The highly anticipated memoir of Gilbert Baker, the creator of our iconic rainbow flag, is coming out next year.
Chicago Review Press announced plans to publish Rainbow Warrior in June 2019. Baker began writing the book before his death on 31 March 2017 at the age of 65.
The book’s release will also coincide with the 50th anniversary of the Stonewall Riots.
Baker is best known as the creator of the rainbow flag. Encouraged by Harvey Milk, the flag came about as a replacement for the pink triangle — the symbol Nazis used to designate gay and queer men in the Holocaust.
Baker’s life, however, extended far beyond the flag.
On the forefront of activism
Baker was born in Kansas in 1951. While serving in the Army from 1970 to 1972, he was stationed in San Francisco. In the city known for its commitment to gay rights, Baker began living his life as an openly gay man.
After an honorable discharge from the military, he became heavily involved in activism. Baker fought for gay rights, the legalization of marijuana, and anti-war efforts.
During this time, his friendship with Milk began, as also explored in the children’s illustrated book Pride.

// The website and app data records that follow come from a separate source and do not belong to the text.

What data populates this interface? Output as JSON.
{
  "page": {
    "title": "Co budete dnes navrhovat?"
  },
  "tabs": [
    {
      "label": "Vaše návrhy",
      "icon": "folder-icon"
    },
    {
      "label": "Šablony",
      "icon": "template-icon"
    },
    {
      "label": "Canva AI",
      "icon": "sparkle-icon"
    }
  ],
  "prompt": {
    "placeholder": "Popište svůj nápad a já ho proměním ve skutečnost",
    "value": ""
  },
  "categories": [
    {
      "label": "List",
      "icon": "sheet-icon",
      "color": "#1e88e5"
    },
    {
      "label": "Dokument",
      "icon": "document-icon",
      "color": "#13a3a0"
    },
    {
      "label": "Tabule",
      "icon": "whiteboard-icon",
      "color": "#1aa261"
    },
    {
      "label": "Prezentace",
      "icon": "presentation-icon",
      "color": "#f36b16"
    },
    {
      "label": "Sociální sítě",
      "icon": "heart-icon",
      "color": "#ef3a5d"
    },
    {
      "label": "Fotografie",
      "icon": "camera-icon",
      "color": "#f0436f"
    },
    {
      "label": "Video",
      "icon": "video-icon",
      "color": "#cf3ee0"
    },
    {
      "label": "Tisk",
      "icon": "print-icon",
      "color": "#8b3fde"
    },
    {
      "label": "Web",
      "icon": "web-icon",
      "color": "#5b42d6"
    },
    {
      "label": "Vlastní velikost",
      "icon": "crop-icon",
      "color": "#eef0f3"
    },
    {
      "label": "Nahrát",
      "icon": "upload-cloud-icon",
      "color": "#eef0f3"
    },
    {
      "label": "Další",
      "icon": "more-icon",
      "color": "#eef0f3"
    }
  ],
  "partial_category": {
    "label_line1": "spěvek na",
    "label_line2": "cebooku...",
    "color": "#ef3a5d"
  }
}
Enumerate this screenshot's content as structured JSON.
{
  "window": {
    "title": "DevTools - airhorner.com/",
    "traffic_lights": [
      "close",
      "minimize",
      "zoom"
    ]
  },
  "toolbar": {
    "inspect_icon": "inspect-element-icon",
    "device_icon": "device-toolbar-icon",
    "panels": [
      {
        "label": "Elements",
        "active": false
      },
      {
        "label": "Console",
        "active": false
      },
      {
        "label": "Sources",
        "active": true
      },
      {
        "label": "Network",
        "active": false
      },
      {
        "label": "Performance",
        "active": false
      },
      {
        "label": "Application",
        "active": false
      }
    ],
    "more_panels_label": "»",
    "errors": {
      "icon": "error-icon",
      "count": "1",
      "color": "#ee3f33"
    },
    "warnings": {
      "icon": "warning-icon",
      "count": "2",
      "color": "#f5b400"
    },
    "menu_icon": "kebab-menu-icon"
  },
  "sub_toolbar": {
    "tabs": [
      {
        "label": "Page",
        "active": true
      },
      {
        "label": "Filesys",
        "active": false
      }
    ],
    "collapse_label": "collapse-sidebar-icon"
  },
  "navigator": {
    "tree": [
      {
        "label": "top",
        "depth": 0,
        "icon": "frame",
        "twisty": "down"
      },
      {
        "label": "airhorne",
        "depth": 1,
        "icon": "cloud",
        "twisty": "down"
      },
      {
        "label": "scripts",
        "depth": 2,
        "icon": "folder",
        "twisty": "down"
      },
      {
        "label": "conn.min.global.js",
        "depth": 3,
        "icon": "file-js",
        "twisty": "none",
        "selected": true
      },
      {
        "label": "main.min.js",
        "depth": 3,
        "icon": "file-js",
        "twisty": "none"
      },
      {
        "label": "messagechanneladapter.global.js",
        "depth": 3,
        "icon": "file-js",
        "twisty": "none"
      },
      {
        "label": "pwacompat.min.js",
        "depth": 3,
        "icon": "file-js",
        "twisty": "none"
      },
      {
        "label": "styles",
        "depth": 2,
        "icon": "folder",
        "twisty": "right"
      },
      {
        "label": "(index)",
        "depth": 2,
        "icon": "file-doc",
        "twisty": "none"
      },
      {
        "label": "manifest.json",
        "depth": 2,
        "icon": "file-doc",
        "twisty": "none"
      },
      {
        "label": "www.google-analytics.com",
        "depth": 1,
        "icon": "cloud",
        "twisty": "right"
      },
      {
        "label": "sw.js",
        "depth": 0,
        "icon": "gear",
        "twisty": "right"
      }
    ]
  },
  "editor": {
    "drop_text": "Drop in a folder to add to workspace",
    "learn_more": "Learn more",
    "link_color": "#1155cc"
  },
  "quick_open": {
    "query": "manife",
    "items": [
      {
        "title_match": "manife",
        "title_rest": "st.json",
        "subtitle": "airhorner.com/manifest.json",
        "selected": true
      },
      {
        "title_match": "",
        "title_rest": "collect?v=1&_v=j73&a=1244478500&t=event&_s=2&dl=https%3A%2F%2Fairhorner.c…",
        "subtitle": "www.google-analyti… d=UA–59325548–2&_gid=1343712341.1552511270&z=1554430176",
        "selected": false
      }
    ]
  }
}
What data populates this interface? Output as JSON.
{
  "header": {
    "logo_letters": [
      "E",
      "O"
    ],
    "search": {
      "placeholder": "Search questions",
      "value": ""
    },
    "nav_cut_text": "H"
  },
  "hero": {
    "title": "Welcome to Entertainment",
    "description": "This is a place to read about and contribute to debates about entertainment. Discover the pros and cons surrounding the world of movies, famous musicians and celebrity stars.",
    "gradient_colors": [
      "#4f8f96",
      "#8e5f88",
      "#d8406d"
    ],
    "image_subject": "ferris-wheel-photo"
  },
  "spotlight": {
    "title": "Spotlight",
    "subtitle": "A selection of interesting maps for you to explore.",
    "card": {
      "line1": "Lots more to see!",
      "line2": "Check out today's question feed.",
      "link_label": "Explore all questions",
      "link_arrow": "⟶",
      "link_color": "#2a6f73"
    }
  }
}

‘Millions know about the rainbow flag, yet they do not know about the amazing man who created it,’ said Charley Beal, head of projects for the Gilbert Baker Estate, in a statement.
With the publication of this book, Beal said Baker ‘will gain his rightful role as a legend in LGBTQ+ history’.
Here’s a preview
Before his passing, Baker posted an excerpt from the book on his website:
At this point, the pink triangle was the symbol for the gay movement. But it represented a dark chapter in the history of same-sex rights. Adolph Hitler conceived the pink triangle during World War II as a stigma placed on homosexuals in the same way the Star of David was used against Jews. It functioned as a Nazi tool of oppression. We all felt that we needed something that was positive, that celebrated our love.
As Artie implored, I looked at the flags flying on the various government buildings around the Civic Center. I thought of the American flag with its thirteen stripes and thirteen stars, the colonies breaking away from England to form the United States. I thought of the vertical red, white, and blue tricolor from the French Revolution and how both flags owed their beginnings to a riot, a rebellion, or revolution. I thought a gay nation should have a flag too, to proclaim its own idea of power.
As a community, both local and international, gay people were in the midst of an upheaval, a battle for equal rights, a shift in status where we were now demanding power, taking it. This was our new revolution: a tribal, individualistic, and collective vision. It deserved a new symbol.
Source: Gay News